_Problem description_. Please report each line of the data below that contains "size".

_Given records_.
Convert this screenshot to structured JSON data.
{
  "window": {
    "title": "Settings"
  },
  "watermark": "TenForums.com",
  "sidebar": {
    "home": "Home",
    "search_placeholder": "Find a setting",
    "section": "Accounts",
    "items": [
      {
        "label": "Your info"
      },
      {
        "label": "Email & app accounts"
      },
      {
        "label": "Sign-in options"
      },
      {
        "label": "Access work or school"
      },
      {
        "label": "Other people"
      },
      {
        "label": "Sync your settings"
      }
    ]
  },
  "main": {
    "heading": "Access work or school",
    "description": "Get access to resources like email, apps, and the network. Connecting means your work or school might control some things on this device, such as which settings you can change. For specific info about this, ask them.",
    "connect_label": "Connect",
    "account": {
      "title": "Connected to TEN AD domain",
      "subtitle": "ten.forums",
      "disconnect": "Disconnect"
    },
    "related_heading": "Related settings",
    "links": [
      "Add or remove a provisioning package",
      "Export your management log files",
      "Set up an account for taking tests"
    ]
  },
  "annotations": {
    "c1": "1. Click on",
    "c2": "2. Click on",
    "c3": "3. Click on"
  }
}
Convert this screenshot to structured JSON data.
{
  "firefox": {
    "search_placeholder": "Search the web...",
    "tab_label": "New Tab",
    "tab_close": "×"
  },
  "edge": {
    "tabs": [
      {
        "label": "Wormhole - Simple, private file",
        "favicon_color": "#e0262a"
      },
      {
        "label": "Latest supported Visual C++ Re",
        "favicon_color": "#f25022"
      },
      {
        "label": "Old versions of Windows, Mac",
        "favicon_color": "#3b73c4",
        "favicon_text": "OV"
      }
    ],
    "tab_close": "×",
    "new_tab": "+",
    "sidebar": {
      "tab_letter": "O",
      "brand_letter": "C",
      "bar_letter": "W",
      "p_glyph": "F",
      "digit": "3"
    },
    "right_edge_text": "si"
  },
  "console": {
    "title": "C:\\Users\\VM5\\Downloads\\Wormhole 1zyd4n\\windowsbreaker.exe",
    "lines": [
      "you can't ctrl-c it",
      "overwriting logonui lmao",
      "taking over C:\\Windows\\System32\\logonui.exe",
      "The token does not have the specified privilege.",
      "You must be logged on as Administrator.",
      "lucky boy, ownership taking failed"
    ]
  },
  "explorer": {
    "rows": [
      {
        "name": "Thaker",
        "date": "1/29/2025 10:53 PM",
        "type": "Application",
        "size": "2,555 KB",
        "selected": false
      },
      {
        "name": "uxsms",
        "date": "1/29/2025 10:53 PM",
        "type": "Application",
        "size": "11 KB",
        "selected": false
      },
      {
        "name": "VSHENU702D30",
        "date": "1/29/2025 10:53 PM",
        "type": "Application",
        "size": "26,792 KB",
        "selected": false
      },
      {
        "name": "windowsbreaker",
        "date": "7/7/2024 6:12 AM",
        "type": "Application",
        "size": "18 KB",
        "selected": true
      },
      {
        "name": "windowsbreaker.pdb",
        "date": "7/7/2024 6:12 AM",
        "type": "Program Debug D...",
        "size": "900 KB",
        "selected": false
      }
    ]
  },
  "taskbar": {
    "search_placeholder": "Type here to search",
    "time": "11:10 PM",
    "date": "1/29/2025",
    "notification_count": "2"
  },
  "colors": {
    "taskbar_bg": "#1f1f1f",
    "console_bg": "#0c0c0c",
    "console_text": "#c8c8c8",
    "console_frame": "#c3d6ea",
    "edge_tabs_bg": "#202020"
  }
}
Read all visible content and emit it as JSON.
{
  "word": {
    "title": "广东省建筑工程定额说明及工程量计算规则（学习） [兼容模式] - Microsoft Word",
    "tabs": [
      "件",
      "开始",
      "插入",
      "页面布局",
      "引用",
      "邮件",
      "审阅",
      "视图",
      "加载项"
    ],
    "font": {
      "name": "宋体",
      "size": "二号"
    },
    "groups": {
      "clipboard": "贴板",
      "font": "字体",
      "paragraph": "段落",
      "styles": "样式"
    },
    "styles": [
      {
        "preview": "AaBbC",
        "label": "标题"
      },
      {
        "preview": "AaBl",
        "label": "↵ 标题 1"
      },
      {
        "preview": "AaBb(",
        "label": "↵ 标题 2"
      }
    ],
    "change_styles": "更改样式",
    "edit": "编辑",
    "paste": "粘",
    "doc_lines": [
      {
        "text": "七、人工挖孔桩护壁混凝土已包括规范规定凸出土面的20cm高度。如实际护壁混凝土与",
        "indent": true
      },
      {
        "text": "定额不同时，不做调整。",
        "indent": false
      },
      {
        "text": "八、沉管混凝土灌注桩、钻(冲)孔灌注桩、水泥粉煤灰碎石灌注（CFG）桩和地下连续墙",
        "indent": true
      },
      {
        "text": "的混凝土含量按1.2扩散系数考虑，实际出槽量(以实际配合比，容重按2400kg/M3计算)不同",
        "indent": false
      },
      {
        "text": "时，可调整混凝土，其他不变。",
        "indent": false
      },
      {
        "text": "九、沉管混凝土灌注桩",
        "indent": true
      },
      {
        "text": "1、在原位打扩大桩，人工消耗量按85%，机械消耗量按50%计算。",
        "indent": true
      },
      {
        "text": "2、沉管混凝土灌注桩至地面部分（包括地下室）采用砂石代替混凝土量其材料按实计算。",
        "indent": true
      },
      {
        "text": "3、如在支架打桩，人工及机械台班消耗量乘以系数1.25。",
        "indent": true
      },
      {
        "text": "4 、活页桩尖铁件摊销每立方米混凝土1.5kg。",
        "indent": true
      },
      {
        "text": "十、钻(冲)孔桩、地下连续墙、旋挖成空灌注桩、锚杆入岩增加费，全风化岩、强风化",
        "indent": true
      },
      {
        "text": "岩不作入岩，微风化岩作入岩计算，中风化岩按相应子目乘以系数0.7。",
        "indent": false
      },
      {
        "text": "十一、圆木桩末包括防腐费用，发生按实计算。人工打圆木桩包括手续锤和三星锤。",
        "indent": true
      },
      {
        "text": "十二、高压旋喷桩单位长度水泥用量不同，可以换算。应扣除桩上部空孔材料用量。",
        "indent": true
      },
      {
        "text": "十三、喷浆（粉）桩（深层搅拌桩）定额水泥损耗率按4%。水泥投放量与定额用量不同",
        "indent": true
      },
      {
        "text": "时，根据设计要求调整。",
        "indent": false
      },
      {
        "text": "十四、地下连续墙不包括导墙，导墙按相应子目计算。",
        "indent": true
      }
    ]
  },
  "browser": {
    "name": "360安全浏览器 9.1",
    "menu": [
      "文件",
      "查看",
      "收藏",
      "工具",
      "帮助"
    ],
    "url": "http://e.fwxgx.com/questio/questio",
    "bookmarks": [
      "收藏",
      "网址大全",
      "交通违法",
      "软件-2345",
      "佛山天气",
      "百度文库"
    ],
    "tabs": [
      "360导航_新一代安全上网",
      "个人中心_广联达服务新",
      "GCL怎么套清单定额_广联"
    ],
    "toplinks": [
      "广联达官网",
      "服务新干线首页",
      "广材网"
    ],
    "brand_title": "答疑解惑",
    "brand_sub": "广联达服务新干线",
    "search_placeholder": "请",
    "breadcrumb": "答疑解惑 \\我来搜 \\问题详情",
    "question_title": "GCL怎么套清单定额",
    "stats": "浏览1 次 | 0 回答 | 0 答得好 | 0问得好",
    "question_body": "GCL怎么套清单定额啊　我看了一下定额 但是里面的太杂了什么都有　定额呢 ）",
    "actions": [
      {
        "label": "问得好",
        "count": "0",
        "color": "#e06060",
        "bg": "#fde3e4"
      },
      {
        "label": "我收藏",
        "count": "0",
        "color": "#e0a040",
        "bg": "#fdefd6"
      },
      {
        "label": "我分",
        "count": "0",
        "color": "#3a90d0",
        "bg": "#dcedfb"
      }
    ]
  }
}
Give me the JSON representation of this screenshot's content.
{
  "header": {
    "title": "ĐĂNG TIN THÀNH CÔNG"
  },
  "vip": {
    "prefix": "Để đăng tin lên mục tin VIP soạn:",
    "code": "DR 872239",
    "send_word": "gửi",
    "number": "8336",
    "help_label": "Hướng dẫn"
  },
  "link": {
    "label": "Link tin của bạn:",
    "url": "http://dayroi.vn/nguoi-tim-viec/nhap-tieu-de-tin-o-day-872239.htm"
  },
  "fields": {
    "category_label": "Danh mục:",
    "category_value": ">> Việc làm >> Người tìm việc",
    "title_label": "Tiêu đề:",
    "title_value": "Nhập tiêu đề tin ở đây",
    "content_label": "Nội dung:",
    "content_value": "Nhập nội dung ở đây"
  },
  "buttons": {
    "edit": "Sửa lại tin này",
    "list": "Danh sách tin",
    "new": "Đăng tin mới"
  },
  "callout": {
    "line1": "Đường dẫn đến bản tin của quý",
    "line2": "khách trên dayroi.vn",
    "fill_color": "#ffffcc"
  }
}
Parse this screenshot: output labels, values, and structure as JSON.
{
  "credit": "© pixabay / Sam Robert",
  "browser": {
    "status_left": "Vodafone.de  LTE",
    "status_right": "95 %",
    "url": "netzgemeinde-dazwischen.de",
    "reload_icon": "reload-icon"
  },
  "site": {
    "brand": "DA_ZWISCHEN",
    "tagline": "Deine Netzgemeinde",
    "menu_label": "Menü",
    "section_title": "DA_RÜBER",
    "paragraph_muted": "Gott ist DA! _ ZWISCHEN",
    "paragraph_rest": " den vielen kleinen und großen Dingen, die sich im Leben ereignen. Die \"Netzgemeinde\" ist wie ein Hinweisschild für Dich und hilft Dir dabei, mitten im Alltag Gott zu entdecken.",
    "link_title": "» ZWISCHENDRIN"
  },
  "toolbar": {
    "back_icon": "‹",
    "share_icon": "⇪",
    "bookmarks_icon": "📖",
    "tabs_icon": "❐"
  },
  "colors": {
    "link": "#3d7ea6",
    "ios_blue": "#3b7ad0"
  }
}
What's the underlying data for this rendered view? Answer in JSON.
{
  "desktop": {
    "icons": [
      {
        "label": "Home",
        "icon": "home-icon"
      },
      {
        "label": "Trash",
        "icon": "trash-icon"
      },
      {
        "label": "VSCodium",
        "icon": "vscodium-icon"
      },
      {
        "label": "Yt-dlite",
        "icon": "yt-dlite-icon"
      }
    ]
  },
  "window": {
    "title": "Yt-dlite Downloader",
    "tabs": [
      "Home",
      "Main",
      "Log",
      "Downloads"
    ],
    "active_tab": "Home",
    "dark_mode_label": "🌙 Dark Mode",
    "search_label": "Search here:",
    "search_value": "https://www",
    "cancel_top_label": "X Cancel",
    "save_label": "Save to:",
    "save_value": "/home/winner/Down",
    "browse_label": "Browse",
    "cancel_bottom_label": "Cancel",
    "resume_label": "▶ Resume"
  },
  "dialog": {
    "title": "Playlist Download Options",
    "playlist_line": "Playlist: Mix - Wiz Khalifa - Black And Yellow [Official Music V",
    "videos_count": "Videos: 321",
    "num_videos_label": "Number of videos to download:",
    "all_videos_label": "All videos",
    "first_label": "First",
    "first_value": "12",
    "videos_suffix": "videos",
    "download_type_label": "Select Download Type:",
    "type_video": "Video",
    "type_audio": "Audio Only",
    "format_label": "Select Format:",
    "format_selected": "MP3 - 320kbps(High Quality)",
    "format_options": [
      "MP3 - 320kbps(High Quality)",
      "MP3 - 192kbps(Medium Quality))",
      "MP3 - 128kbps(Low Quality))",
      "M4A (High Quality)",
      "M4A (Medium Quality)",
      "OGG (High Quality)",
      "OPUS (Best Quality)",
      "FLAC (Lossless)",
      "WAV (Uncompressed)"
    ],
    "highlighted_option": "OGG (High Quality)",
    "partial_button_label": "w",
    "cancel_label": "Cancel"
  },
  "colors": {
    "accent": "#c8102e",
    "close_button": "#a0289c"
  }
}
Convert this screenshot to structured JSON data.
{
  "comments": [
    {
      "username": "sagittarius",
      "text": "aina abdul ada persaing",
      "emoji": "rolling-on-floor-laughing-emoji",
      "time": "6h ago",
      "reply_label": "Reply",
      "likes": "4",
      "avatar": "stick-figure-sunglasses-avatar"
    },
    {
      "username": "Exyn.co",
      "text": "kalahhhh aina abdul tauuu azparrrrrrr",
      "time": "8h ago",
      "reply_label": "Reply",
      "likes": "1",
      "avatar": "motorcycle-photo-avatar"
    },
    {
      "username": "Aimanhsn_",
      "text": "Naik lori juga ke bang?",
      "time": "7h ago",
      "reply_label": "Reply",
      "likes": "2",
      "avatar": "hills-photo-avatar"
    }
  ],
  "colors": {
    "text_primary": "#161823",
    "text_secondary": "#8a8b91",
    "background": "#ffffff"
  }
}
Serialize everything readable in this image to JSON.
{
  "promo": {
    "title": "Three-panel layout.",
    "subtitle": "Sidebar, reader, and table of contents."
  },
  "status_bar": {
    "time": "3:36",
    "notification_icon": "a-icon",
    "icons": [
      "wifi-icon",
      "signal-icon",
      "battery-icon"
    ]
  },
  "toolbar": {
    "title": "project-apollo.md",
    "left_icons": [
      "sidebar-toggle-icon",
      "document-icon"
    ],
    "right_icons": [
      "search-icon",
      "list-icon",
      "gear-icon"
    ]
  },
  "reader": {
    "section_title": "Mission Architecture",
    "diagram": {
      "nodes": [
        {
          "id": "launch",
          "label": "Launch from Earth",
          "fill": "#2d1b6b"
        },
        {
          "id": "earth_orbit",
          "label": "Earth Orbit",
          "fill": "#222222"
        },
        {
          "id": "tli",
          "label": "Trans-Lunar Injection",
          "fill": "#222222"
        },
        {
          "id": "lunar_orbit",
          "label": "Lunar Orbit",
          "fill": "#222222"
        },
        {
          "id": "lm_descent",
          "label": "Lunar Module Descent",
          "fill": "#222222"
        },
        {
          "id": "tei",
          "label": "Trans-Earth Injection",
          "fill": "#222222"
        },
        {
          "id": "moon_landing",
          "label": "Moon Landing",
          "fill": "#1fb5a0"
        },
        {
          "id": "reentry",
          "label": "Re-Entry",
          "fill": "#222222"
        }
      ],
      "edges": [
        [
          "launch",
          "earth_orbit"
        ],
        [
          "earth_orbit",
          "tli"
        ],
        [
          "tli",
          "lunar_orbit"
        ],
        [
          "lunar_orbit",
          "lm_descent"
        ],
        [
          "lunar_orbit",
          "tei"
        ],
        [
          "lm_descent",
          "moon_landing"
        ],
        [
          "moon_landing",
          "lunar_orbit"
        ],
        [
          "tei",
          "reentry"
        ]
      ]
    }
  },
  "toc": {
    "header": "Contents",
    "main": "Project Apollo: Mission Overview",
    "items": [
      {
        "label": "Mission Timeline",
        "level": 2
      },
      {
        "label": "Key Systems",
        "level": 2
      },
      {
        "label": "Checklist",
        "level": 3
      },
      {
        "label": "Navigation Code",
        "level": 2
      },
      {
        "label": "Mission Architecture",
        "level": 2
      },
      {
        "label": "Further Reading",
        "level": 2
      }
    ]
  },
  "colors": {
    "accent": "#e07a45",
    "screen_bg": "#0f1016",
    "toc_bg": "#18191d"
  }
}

_Answer box_.
        "size": "2,555 KB",
        "size": "11 KB",
        "size": "26,792 KB",
        "size": "18 KB",
        "size": "900 KB",
      "size": "二号"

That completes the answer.